*Problem to work on*
Tally the lines in these records that hold the string "title", and reply with the number alone.

Stored entries:
- - -
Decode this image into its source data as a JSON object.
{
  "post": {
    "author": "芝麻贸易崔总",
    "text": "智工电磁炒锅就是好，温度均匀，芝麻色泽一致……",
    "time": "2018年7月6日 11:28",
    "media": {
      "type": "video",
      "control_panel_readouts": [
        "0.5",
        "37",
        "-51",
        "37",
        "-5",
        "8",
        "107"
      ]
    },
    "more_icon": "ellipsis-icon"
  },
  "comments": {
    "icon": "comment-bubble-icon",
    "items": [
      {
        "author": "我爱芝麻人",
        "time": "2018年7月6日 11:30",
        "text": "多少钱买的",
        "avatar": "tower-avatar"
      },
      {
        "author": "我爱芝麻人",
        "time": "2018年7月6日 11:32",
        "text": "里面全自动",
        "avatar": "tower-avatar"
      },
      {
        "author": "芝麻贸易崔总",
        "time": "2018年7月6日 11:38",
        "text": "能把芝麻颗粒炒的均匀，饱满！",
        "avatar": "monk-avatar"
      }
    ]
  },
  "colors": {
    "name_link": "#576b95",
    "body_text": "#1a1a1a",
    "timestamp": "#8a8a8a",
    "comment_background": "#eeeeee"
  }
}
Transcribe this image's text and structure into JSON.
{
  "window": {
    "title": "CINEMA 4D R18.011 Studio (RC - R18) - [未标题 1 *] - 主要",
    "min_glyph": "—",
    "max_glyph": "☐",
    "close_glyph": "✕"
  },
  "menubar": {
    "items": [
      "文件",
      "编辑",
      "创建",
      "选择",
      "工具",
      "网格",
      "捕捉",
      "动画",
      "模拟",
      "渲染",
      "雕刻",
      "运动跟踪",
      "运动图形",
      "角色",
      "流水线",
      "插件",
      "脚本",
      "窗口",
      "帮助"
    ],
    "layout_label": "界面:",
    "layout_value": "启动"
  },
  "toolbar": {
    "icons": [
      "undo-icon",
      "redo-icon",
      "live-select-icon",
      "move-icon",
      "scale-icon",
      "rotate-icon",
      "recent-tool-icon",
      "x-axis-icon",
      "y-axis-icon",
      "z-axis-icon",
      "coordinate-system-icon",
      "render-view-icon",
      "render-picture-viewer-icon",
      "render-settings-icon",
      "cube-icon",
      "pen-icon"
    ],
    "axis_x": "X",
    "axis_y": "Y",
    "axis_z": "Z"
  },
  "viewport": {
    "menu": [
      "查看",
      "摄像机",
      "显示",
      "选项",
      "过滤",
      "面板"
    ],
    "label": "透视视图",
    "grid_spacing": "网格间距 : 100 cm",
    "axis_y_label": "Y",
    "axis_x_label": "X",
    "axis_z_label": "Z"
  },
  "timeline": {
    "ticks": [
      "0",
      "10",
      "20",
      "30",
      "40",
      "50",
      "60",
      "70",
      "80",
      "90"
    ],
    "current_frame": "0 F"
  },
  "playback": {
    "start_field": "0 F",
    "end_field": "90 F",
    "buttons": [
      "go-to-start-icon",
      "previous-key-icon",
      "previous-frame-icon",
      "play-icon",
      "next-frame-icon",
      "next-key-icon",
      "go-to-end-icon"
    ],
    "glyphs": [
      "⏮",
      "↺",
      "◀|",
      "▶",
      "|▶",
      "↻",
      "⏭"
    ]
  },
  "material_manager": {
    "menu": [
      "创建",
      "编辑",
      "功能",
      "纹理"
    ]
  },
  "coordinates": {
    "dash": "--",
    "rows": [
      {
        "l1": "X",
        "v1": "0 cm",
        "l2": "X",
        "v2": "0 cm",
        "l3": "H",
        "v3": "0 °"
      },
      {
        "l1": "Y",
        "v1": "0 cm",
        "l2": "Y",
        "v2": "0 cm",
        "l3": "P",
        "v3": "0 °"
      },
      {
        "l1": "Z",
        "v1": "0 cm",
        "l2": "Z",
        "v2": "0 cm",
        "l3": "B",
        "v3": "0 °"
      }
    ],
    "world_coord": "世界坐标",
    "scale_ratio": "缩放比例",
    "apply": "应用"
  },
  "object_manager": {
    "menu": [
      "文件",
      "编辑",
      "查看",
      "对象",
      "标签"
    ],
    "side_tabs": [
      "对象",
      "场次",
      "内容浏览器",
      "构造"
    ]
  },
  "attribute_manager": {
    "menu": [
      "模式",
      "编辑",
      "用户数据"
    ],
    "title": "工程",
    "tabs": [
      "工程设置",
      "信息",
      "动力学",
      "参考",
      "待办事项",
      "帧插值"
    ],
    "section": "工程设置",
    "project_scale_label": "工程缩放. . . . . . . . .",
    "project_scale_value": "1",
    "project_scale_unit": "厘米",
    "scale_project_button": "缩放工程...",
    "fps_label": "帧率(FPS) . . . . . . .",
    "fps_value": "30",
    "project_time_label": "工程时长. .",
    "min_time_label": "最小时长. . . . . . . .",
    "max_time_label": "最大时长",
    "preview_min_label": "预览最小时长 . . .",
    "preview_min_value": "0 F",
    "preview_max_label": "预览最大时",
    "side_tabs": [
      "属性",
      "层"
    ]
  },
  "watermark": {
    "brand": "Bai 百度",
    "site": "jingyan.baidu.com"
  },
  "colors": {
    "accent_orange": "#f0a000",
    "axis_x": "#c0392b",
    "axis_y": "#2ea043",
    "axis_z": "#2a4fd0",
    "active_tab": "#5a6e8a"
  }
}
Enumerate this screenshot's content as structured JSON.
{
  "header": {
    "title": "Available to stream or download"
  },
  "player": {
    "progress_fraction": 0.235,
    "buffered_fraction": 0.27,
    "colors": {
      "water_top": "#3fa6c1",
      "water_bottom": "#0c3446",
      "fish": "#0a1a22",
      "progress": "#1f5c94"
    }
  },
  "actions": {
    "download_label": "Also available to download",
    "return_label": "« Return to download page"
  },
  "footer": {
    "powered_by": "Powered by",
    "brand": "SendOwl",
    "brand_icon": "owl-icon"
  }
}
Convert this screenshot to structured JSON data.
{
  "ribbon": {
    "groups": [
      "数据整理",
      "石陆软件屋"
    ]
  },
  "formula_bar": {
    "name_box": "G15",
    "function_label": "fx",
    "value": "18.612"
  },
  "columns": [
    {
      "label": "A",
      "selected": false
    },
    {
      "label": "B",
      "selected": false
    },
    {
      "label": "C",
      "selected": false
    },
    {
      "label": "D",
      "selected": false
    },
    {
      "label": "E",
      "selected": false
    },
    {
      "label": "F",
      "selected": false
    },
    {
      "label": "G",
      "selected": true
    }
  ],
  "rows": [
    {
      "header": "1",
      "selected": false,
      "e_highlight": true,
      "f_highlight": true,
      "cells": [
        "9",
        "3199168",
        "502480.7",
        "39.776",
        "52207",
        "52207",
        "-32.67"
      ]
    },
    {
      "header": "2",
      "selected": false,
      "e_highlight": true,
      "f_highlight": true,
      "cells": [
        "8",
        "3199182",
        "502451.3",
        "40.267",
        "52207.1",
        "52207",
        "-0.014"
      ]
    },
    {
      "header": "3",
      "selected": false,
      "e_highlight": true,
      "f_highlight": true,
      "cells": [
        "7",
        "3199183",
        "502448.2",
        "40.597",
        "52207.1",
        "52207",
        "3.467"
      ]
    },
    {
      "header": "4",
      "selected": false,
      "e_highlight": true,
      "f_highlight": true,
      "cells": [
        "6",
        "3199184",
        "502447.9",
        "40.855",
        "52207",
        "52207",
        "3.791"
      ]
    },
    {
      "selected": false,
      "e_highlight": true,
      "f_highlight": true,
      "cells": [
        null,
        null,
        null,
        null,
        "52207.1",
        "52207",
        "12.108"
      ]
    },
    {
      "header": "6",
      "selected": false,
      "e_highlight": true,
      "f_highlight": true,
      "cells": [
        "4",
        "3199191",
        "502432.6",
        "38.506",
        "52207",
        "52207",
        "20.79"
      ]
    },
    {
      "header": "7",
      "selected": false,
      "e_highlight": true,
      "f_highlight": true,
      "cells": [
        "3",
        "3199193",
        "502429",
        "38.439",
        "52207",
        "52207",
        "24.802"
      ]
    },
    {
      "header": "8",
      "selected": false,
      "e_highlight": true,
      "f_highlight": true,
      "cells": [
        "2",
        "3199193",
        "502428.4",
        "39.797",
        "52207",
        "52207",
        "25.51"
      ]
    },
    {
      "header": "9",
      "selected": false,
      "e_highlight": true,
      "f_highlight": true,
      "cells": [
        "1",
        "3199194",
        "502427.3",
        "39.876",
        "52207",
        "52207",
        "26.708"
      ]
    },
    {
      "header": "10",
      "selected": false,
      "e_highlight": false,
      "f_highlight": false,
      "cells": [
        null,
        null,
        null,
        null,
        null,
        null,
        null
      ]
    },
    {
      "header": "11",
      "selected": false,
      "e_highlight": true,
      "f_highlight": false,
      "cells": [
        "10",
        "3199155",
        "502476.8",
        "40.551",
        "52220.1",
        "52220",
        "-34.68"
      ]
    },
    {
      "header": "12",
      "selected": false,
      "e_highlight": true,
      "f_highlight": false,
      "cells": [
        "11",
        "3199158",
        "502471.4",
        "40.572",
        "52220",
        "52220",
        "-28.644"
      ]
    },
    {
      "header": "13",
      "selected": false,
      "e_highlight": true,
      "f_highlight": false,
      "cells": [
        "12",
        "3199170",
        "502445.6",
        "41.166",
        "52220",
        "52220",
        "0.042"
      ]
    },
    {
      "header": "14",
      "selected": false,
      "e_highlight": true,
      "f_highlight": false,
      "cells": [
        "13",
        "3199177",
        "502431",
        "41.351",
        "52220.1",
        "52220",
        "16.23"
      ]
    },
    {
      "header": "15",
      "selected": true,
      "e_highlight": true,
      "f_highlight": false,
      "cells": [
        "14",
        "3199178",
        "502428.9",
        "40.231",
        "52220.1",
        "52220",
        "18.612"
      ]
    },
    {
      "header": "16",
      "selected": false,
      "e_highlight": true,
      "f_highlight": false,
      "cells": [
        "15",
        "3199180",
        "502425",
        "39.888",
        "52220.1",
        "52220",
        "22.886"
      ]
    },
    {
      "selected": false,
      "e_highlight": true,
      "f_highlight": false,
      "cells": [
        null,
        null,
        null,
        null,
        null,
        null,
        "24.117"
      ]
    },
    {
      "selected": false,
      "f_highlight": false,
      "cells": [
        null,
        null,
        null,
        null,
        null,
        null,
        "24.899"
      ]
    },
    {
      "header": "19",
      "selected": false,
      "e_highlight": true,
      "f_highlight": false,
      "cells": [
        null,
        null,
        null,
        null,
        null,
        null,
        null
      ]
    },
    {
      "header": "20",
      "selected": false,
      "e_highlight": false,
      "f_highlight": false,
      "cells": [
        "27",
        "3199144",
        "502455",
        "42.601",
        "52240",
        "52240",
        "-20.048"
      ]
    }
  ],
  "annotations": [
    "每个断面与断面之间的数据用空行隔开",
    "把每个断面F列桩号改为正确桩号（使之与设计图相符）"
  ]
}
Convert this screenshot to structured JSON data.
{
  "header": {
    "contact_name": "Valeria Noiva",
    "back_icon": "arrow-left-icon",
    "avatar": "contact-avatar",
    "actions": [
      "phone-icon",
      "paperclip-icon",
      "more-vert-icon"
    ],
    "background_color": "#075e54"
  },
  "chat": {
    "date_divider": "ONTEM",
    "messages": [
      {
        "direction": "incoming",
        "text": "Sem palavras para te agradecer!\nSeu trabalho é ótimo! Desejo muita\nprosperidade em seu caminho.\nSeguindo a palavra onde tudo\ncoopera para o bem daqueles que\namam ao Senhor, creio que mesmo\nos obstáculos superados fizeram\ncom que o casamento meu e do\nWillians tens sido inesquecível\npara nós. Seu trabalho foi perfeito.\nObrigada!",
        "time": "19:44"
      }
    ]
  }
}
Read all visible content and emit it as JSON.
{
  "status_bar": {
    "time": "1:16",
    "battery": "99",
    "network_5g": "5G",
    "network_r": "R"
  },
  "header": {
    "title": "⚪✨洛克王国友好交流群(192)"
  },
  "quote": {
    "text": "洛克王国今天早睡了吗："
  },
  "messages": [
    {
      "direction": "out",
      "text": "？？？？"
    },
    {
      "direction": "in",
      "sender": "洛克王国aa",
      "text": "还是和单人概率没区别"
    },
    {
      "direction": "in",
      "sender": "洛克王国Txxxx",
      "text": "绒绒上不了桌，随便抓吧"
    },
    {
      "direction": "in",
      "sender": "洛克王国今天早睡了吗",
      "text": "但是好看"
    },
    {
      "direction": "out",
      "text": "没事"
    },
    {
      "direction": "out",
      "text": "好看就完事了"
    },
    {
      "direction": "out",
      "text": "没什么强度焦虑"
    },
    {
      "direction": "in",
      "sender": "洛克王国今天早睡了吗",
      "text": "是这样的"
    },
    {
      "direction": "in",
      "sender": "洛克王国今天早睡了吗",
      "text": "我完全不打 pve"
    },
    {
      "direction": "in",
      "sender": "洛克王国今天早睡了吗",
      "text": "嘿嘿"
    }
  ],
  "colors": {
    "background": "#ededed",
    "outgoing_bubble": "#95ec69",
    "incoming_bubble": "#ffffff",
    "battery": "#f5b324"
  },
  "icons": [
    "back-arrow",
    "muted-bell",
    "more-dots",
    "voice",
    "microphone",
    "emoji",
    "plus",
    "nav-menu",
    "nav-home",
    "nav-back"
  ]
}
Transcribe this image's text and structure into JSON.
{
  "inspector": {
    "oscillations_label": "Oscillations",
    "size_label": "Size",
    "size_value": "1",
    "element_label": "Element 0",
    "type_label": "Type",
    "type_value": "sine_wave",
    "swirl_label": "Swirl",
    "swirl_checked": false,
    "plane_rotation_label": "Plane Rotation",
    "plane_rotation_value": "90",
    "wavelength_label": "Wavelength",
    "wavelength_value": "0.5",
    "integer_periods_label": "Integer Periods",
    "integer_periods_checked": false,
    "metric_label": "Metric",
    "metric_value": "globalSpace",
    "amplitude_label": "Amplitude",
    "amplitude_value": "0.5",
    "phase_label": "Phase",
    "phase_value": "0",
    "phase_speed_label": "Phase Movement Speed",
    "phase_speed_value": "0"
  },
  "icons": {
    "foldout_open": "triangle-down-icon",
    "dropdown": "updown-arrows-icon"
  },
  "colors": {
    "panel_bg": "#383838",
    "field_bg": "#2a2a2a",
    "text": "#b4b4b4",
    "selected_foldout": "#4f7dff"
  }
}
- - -
*Solution to this task*
4